Remember when the Seattle Seahawks had a ball-hawking secondary?
Perhaps there’s still time for this current crop to become one, but they aren’t remotely close to earning that status.
In Seattle’s 33-27 loss to the New Orleans Saints, the team failed to intercept Teddy Bridgewater, and Donte Moncrief’s brick hands are the only reason they even have one in the first place. Linebacker K.J. Wright nearly had a pick-six on a route he jumped in the 4th quarter, which seems fitting considering that position group has better ball skills than the secondary.
Including the playoff loss to the Dallas Cowboys, the Seahawks secondary has just two interceptions over the last 13 games — safety Bradley McDougald has them both. That means no Seahawks cornerbacks has a pick since Justin Coleman’s goal line snag against the Detroit Lions in Week 8 of last year. Shaquill Griffin’s two interceptions against the Chicago Bears in Week 2 of last year represent the last time the outside corners had a pick.
If you want to address the elephant in the room, the Seahawks have now played 25 full games without Earl Thomas (2016-pres) and have amassed just 7 interceptions (Bradley McDougald 2, Justin Coleman 1, Tedric Thompson 1, Bobby Wagner 1, K.J. Wright 1, Frank Clark 1).
The easy out for the lack of interceptions is “well, the pass rush isn’t as good as it used to be.” You can also add “randomness,” which is valid. I am not sure there is necessarily a direct correlation between a strong pass rush and interceptions. There could perhaps be a greater opportunity for interceptions based on hurried throws, but for instance: the 2018 Pittsburgh Steelers led the NFL in sacks (52) and only had eight interceptions, while the Chicago Bears had only two fewer sacks and yet lead the league with 27 INTs. Chicago’s DVOA without pressure was 3rd, so they were an elite defense without getting to the QB.
Even from a pure anecdotal perspective, I don’t think the Seahawks had a single interception generated last year because of a strong pass rush.
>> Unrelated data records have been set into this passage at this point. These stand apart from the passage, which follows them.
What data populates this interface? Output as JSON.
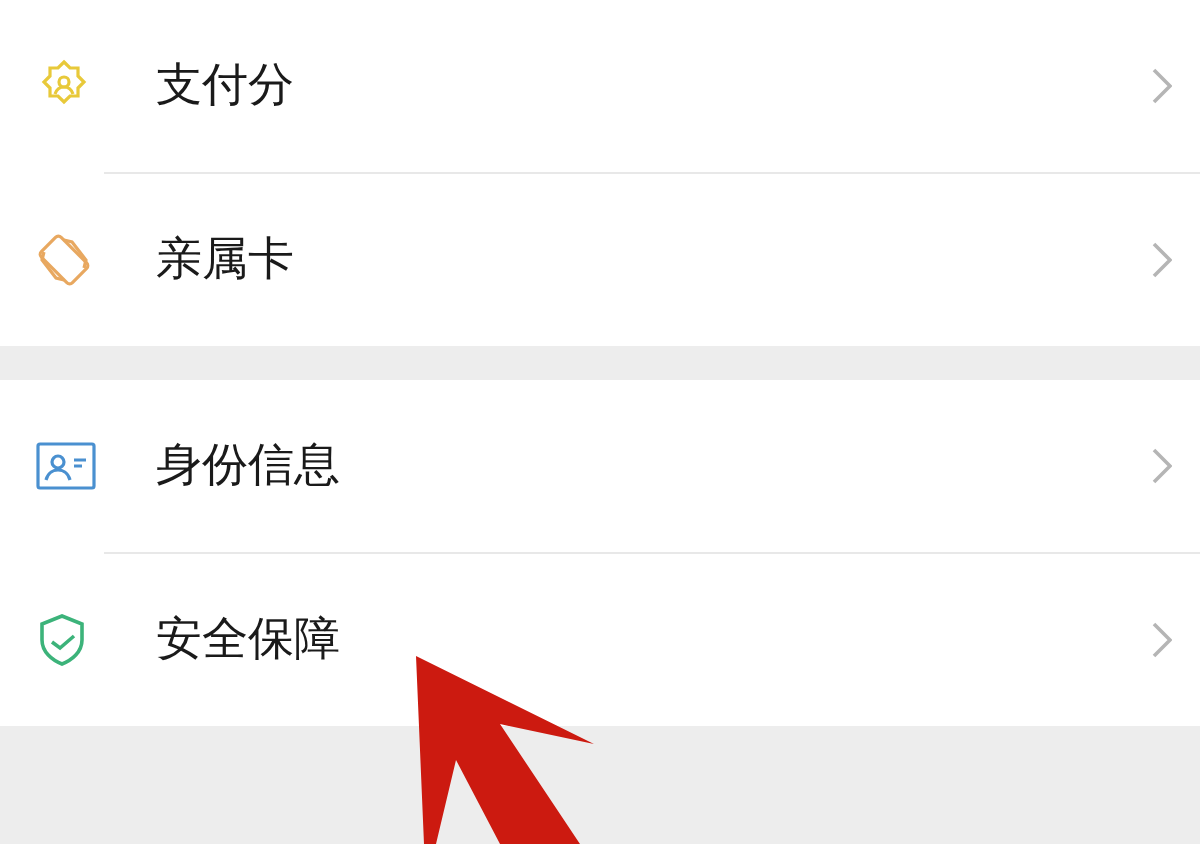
{
  "groups": [
    {
      "items": [
        {
          "label": "支付分"
        },
        {
          "label": "亲属卡"
        }
      ]
    },
    {
      "items": [
        {
          "label": "身份信息"
        },
        {
          "label": "安全保障"
        }
      ]
    }
  ]
}
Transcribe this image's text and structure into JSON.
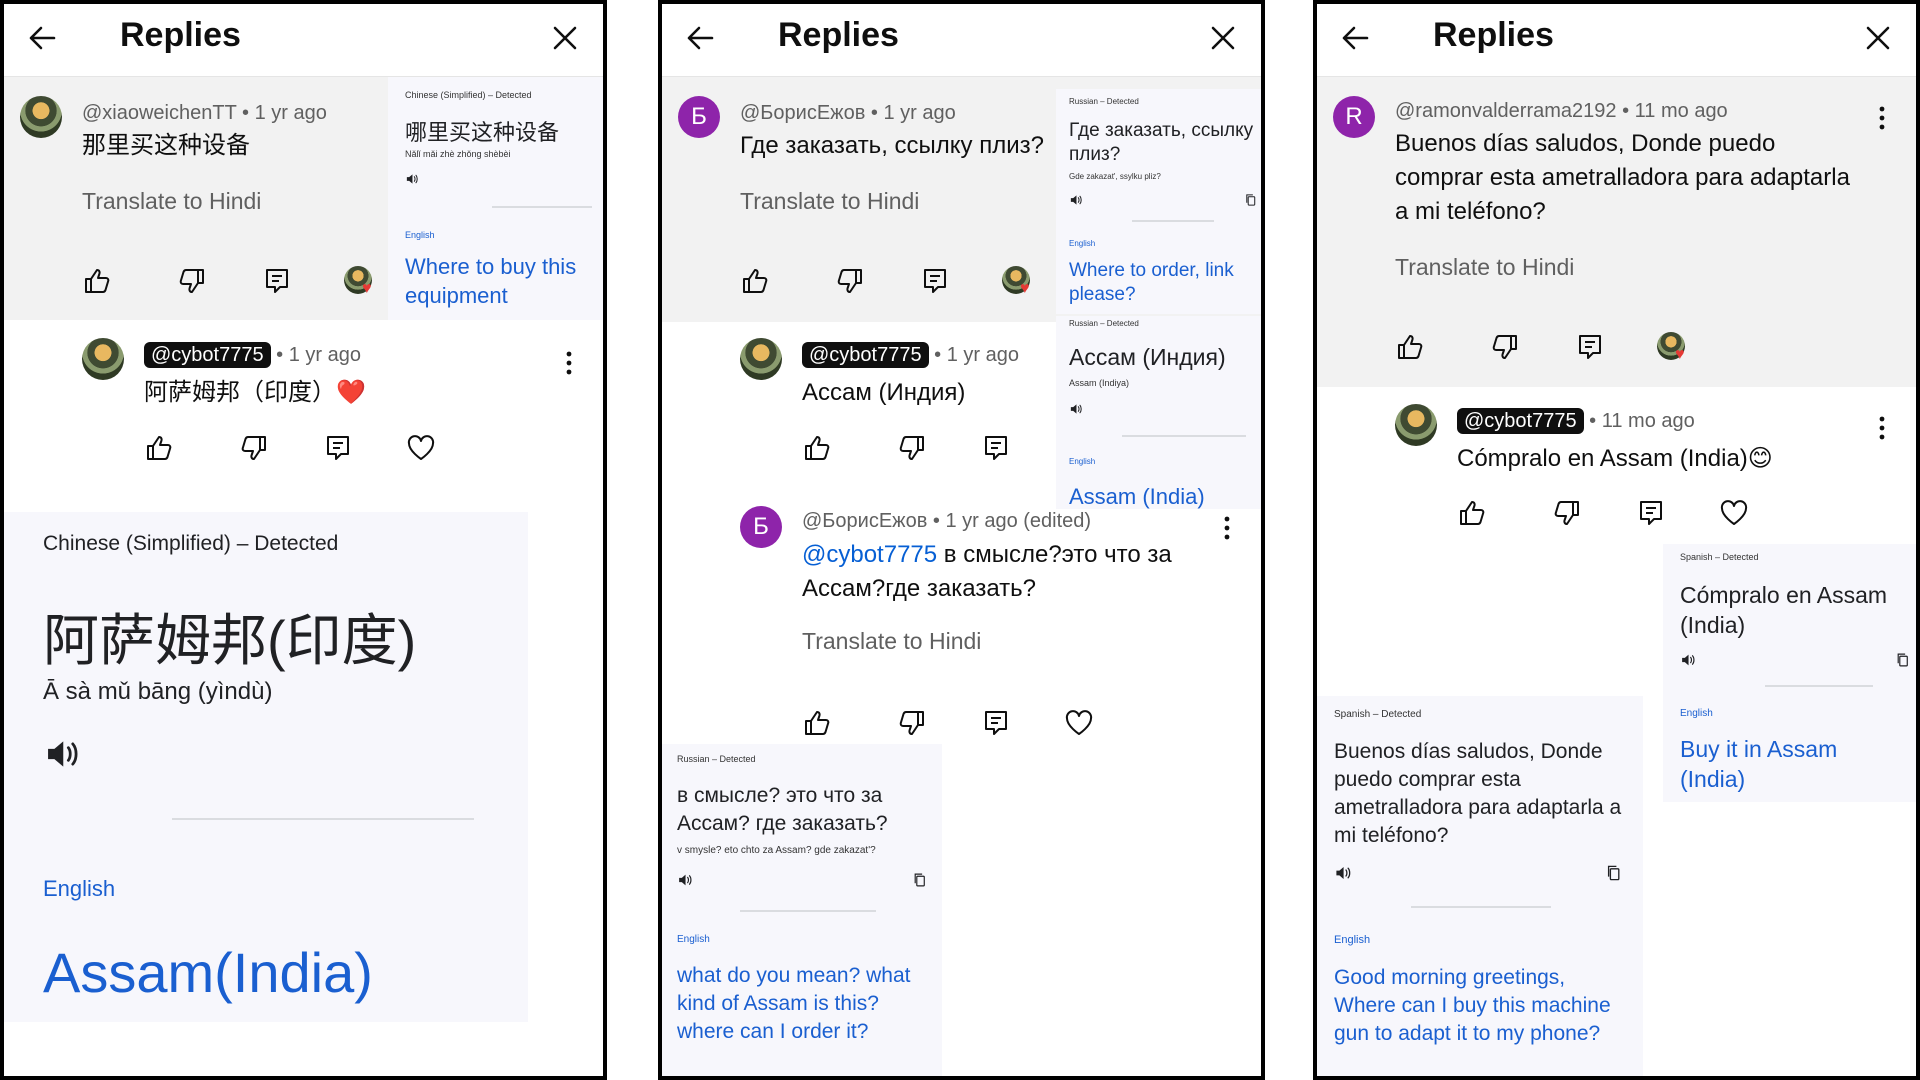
{
  "header": {
    "title": "Replies"
  },
  "panels": [
    {
      "parent": {
        "author": "@xiaoweichenTT",
        "time": "1 yr ago",
        "text": "那里买这种设备",
        "translate": "Translate to Hindi"
      },
      "popup_small": {
        "detected": "Chinese (Simplified) – Detected",
        "source": "哪里买这种设备",
        "romanized": "Nǎlǐ mǎi zhè zhǒng shèbèi",
        "target_label": "English",
        "translation": "Where to buy this equipment"
      },
      "reply": {
        "author": "@cybot7775",
        "time": "1 yr ago",
        "text": "阿萨姆邦（印度）❤️"
      },
      "popup_big": {
        "detected": "Chinese (Simplified) – Detected",
        "source": "阿萨姆邦(印度)",
        "romanized": "Ā sà mǔ bāng (yìndù)",
        "target_label": "English",
        "translation": "Assam(India)"
      }
    },
    {
      "parent": {
        "avatar_letter": "Б",
        "author": "@БорисЕжов",
        "time": "1 yr ago",
        "text": "Где заказать, ссылку плиз?",
        "translate": "Translate to Hindi"
      },
      "popup_top": {
        "detected": "Russian – Detected",
        "source": "Где заказать, ссылку плиз?",
        "romanized": "Gde zakazat', ssylku pliz?",
        "target_label": "English",
        "translation": "Where to order, link please?"
      },
      "reply": {
        "author": "@cybot7775",
        "time": "1 yr ago",
        "text": "Ассам (Индия)"
      },
      "popup_mid": {
        "detected": "Russian – Detected",
        "source": "Ассам (Индия)",
        "romanized": "Assam (Indiya)",
        "target_label": "English",
        "translation": "Assam (India)"
      },
      "reply2": {
        "avatar_letter": "Б",
        "author": "@БорисЕжов",
        "time": "1 yr ago (edited)",
        "mention": "@cybot7775",
        "text": "в смысле?это что за Ассам?где заказать?",
        "translate": "Translate to Hindi"
      },
      "popup_bottom": {
        "detected": "Russian – Detected",
        "source": "в смысле? это что за Ассам? где заказать?",
        "romanized": "v smysle? eto chto za Assam? gde zakazat'?",
        "target_label": "English",
        "translation": "what do you mean? what kind of Assam is this? where can I order it?"
      }
    },
    {
      "parent": {
        "avatar_letter": "R",
        "author": "@ramonvalderrama2192",
        "time": "11 mo ago",
        "text": "Buenos días saludos, Donde puedo comprar esta ametralladora para adaptarla a mi teléfono?",
        "translate": "Translate to Hindi"
      },
      "reply": {
        "author": "@cybot7775",
        "time": "11 mo ago",
        "text": "Cómpralo en Assam (India)😊"
      },
      "popup_right": {
        "detected": "Spanish – Detected",
        "source": "Cómpralo en Assam (India)",
        "target_label": "English",
        "translation": "Buy it in Assam (India)"
      },
      "popup_left": {
        "detected": "Spanish – Detected",
        "source": "Buenos días saludos, Donde puedo comprar esta ametralladora para adaptarla a mi teléfono?",
        "target_label": "English",
        "translation": "Good morning greetings, Where can I buy this machine gun to adapt it to my phone?"
      }
    }
  ]
}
You could argue the Cam Newton throw to Bradley McDougald was caused by interior pressure, but I’m not considering that to be a hurried throw (although it was a poor one).
While not exclusively a secondary statistic, Seattle’s passes defensed have gone down almost every year since 2013, and last year was their worst ever season for PDs under Pete Carroll (67). Bobby Wagner led the 2018 team with 11 passes defensed, and this is the only time in the Carroll era that a non-secondary player has topped the passes defensed list, and 11 doesn’t even break the top-30.
Seattle’s interceptions have cratered unsurprisingly since the Super Bowl season. If we could excuse that drop in subsequent years to attacking underneath coverages and not even trying to challenge Richard Sherman in 1-on-1 situations or Earl Thomas in the deep middle, the continued decline post-LOB has to be attributed to “they’re just not a good secondary.” That isn’t to say they can’t become one — Shaquill Griffin has had a very solid start to 2019 — but I suspect they are rarely putting themselves in position to make a play on the ball, and when they do... it looks like this.
The Tedric Thompson experience. pic.twitter.com/bEdtImbIji— Mookie Alexander (@mookiealexander) September 9, 2019
Kyler Murray and Jared Goff have already thrown a combined six interceptions to start the season, so if the Seahawks come up empty through that two-game stretch, you have to wonder when the ballhawks will ever come back with this group.